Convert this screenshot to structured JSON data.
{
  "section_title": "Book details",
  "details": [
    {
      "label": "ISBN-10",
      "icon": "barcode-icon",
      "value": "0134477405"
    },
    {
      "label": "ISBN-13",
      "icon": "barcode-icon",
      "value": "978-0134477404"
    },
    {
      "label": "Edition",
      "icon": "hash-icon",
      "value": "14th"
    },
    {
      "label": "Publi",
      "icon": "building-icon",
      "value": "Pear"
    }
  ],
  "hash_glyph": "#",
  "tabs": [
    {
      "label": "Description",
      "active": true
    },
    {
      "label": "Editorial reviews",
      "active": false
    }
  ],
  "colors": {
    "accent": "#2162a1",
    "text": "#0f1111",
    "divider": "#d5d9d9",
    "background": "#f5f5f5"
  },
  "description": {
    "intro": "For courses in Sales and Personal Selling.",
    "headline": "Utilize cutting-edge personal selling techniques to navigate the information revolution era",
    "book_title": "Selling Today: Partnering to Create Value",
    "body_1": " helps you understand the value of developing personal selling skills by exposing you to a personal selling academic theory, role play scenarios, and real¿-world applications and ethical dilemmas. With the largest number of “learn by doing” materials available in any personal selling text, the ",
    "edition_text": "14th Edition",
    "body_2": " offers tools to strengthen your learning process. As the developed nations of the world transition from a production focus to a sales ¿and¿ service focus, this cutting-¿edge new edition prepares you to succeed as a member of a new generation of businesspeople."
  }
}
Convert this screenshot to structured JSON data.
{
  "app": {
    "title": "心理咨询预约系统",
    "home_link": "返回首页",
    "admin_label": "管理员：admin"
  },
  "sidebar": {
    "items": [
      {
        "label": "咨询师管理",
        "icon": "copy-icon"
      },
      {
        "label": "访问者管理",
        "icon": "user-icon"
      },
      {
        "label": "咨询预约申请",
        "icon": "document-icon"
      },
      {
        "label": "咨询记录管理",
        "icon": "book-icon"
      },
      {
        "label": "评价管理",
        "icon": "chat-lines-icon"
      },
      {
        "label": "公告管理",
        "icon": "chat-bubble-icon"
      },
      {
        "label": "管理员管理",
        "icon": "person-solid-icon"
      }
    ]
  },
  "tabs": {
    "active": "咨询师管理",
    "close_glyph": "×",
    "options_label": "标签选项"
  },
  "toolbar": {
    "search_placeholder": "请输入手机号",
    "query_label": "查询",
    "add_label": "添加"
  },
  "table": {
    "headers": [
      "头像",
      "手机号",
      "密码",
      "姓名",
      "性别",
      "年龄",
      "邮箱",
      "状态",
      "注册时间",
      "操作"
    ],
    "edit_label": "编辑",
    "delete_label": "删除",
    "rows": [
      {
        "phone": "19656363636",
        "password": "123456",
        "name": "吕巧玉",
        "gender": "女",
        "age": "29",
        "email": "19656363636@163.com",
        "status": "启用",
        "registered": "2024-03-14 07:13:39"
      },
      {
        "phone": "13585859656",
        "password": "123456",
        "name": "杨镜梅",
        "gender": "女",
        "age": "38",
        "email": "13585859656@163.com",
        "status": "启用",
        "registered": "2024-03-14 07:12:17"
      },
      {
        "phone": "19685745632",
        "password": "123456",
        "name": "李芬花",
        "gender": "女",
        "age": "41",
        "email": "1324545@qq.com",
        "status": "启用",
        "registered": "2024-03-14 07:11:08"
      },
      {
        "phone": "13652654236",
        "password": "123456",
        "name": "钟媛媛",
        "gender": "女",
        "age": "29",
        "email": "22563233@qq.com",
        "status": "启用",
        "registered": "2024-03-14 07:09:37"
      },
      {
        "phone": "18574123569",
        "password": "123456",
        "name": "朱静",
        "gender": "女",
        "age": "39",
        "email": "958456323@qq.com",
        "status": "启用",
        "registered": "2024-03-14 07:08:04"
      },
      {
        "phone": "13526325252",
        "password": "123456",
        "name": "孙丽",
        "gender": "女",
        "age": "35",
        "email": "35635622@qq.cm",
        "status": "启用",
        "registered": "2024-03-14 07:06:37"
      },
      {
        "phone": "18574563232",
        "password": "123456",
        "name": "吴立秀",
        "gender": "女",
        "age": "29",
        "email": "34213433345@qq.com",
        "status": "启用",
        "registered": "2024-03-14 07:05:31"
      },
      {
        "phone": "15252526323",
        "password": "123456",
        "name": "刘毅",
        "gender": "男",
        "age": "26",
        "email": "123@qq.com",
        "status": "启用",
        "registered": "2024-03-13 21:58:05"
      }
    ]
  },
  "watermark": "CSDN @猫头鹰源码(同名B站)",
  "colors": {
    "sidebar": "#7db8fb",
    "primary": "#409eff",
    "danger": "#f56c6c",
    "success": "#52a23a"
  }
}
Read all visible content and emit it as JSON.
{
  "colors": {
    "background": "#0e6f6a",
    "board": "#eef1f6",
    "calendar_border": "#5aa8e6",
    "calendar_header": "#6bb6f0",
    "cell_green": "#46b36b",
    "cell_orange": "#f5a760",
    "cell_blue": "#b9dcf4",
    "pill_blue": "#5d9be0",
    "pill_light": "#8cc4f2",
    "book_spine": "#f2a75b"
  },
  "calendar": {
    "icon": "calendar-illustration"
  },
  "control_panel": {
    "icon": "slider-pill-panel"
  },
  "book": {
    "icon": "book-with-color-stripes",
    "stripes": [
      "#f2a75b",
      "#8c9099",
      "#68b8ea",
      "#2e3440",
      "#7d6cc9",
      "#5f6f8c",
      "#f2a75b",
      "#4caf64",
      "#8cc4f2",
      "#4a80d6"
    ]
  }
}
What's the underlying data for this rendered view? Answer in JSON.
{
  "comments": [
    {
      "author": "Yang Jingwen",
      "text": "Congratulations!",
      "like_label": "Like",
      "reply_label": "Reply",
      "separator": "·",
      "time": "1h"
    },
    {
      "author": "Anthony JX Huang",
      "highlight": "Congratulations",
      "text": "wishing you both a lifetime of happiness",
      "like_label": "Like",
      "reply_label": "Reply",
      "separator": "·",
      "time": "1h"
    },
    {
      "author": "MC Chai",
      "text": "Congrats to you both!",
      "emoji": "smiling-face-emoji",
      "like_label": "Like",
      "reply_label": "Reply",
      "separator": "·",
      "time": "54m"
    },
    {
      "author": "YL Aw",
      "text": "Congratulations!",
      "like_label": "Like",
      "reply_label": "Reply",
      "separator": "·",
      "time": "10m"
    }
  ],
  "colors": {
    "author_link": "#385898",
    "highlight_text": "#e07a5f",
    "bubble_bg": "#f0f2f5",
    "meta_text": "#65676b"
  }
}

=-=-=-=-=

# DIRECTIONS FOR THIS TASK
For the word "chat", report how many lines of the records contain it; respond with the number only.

# YOUR RESPONSE
2